======== Raw data ========

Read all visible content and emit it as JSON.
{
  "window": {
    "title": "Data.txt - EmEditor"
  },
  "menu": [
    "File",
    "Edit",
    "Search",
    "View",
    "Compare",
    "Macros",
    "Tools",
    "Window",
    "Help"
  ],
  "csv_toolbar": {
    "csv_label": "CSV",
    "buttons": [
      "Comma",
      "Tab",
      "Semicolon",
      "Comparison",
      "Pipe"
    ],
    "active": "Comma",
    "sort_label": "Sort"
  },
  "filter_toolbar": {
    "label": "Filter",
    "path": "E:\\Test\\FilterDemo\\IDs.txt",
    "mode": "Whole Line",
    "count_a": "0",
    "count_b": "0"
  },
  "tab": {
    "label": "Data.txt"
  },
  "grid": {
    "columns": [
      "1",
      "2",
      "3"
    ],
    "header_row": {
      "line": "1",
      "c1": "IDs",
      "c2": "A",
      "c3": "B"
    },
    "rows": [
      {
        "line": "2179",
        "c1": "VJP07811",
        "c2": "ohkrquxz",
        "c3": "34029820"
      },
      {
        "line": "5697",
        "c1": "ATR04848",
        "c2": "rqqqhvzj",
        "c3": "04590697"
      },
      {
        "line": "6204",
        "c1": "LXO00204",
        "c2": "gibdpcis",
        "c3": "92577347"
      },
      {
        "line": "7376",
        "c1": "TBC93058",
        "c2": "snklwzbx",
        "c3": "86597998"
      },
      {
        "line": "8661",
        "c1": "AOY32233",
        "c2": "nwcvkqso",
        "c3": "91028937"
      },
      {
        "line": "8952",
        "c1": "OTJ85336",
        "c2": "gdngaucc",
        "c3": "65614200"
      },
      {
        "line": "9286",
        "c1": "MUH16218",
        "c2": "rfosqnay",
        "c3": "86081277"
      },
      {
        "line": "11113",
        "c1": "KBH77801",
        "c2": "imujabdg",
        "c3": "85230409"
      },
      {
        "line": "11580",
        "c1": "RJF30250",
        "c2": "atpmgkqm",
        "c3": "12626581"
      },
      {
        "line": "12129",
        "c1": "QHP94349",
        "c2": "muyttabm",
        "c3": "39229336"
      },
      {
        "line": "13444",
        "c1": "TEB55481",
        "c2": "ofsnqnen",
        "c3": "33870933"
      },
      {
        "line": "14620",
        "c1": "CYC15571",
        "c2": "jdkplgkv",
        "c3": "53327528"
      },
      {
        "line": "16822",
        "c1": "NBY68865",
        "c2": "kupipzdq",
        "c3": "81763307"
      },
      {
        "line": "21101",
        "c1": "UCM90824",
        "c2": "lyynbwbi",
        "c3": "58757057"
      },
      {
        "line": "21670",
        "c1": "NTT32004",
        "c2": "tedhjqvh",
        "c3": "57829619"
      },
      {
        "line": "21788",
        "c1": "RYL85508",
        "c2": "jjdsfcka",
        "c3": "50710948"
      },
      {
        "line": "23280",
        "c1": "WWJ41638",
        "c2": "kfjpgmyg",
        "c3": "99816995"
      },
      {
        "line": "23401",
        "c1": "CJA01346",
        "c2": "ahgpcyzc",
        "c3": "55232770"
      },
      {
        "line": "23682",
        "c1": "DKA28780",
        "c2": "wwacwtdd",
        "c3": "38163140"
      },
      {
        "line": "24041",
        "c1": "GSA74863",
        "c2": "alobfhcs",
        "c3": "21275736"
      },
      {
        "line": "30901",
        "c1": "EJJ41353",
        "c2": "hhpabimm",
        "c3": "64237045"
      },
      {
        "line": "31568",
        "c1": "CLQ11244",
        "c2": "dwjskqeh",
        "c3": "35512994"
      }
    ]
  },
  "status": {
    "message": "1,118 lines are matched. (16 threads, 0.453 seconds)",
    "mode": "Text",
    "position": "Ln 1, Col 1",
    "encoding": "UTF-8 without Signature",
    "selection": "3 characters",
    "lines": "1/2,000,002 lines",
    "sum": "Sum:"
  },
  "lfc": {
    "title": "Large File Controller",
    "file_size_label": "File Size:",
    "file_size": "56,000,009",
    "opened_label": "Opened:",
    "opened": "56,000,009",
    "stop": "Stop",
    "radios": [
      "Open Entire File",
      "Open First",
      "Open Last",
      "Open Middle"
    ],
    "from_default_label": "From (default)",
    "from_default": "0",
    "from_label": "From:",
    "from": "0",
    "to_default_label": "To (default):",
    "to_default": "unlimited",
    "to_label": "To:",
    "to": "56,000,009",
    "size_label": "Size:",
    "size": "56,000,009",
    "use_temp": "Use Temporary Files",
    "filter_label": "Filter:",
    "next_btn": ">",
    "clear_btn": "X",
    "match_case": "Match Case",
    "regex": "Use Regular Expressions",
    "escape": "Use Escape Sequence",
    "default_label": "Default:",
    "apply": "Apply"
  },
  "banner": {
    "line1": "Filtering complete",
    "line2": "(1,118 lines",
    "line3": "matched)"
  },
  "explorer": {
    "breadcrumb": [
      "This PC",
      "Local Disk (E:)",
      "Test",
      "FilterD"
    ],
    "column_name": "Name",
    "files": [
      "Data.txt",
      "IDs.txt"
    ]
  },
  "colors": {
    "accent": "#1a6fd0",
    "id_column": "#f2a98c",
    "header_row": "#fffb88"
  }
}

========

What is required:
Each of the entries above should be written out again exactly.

Answer for this exercise:
Read all visible content and emit it as JSON.
{
  "window": {
    "title": "Data.txt - EmEditor"
  },
  "menu": [
    "File",
    "Edit",
    "Search",
    "View",
    "Compare",
    "Macros",
    "Tools",
    "Window",
    "Help"
  ],
  "csv_toolbar": {
    "csv_label": "CSV",
    "buttons": [
      "Comma",
      "Tab",
      "Semicolon",
      "Comparison",
      "Pipe"
    ],
    "active": "Comma",
    "sort_label": "Sort"
  },
  "filter_toolbar": {
    "label": "Filter",
    "path": "E:\\Test\\FilterDemo\\IDs.txt",
    "mode": "Whole Line",
    "count_a": "0",
    "count_b": "0"
  },
  "tab": {
    "label": "Data.txt"
  },
  "grid": {
    "columns": [
      "1",
      "2",
      "3"
    ],
    "header_row": {
      "line": "1",
      "c1": "IDs",
      "c2": "A",
      "c3": "B"
    },
    "rows": [
      {
        "line": "2179",
        "c1": "VJP07811",
        "c2": "ohkrquxz",
        "c3": "34029820"
      },
      {
        "line": "5697",
        "c1": "ATR04848",
        "c2": "rqqqhvzj",
        "c3": "04590697"
      },
      {
        "line": "6204",
        "c1": "LXO00204",
        "c2": "gibdpcis",
        "c3": "92577347"
      },
      {
        "line": "7376",
        "c1": "TBC93058",
        "c2": "snklwzbx",
        "c3": "86597998"
      },
      {
        "line": "8661",
        "c1": "AOY32233",
        "c2": "nwcvkqso",
        "c3": "91028937"
      },
      {
        "line": "8952",
        "c1": "OTJ85336",
        "c2": "gdngaucc",
        "c3": "65614200"
      },
      {
        "line": "9286",
        "c1": "MUH16218",
        "c2": "rfosqnay",
        "c3": "86081277"
      },
      {
        "line": "11113",
        "c1": "KBH77801",
        "c2": "imujabdg",
        "c3": "85230409"
      },
      {
        "line": "11580",
        "c1": "RJF30250",
        "c2": "atpmgkqm",
        "c3": "12626581"
      },
      {
        "line": "12129",
        "c1": "QHP94349",
        "c2": "muyttabm",
        "c3": "39229336"
      },
      {
        "line": "13444",
        "c1": "TEB55481",
        "c2": "ofsnqnen",
        "c3": "33870933"
      },
      {
        "line": "14620",
        "c1": "CYC15571",
        "c2": "jdkplgkv",
        "c3": "53327528"
      },
      {
        "line": "16822",
        "c1": "NBY68865",
        "c2": "kupipzdq",
        "c3": "81763307"
      },
      {
        "line": "21101",
        "c1": "UCM90824",
        "c2": "lyynbwbi",
        "c3": "58757057"
      },
      {
        "line": "21670",
        "c1": "NTT32004",
        "c2": "tedhjqvh",
        "c3": "57829619"
      },
      {
        "line": "21788",
        "c1": "RYL85508",
        "c2": "jjdsfcka",
        "c3": "50710948"
      },
      {
        "line": "23280",
        "c1": "WWJ41638",
        "c2": "kfjpgmyg",
        "c3": "99816995"
      },
      {
        "line": "23401",
        "c1": "CJA01346",
        "c2": "ahgpcyzc",
        "c3": "55232770"
      },
      {
        "line": "23682",
        "c1": "DKA28780",
        "c2": "wwacwtdd",
        "c3": "38163140"
      },
      {
        "line": "24041",
        "c1": "GSA74863",
        "c2": "alobfhcs",
        "c3": "21275736"
      },
      {
        "line": "30901",
        "c1": "EJJ41353",
        "c2": "hhpabimm",
        "c3": "64237045"
      },
      {
        "line": "31568",
        "c1": "CLQ11244",
        "c2": "dwjskqeh",
        "c3": "35512994"
      }
    ]
  },
  "status": {
    "message": "1,118 lines are matched. (16 threads, 0.453 seconds)",
    "mode": "Text",
    "position": "Ln 1, Col 1",
    "encoding": "UTF-8 without Signature",
    "selection": "3 characters",
    "lines": "1/2,000,002 lines",
    "sum": "Sum:"
  },
  "lfc": {
    "title": "Large File Controller",
    "file_size_label": "File Size:",
    "file_size": "56,000,009",
    "opened_label": "Opened:",
    "opened": "56,000,009",
    "stop": "Stop",
    "radios": [
      "Open Entire File",
      "Open First",
      "Open Last",
      "Open Middle"
    ],
    "from_default_label": "From (default)",
    "from_default": "0",
    "from_label": "From:",
    "from": "0",
    "to_default_label": "To (default):",
    "to_default": "unlimited",
    "to_label": "To:",
    "to": "56,000,009",
    "size_label": "Size:",
    "size": "56,000,009",
    "use_temp": "Use Temporary Files",
    "filter_label": "Filter:",
    "next_btn": ">",
    "clear_btn": "X",
    "match_case": "Match Case",
    "regex": "Use Regular Expressions",
    "escape": "Use Escape Sequence",
    "default_label": "Default:",
    "apply": "Apply"
  },
  "banner": {
    "line1": "Filtering complete",
    "line2": "(1,118 lines",
    "line3": "matched)"
  },
  "explorer": {
    "breadcrumb": [
      "This PC",
      "Local Disk (E:)",
      "Test",
      "FilterD"
    ],
    "column_name": "Name",
    "files": [
      "Data.txt",
      "IDs.txt"
    ]
  },
  "colors": {
    "accent": "#1a6fd0",
    "id_column": "#f2a98c",
    "header_row": "#fffb88"
  }
}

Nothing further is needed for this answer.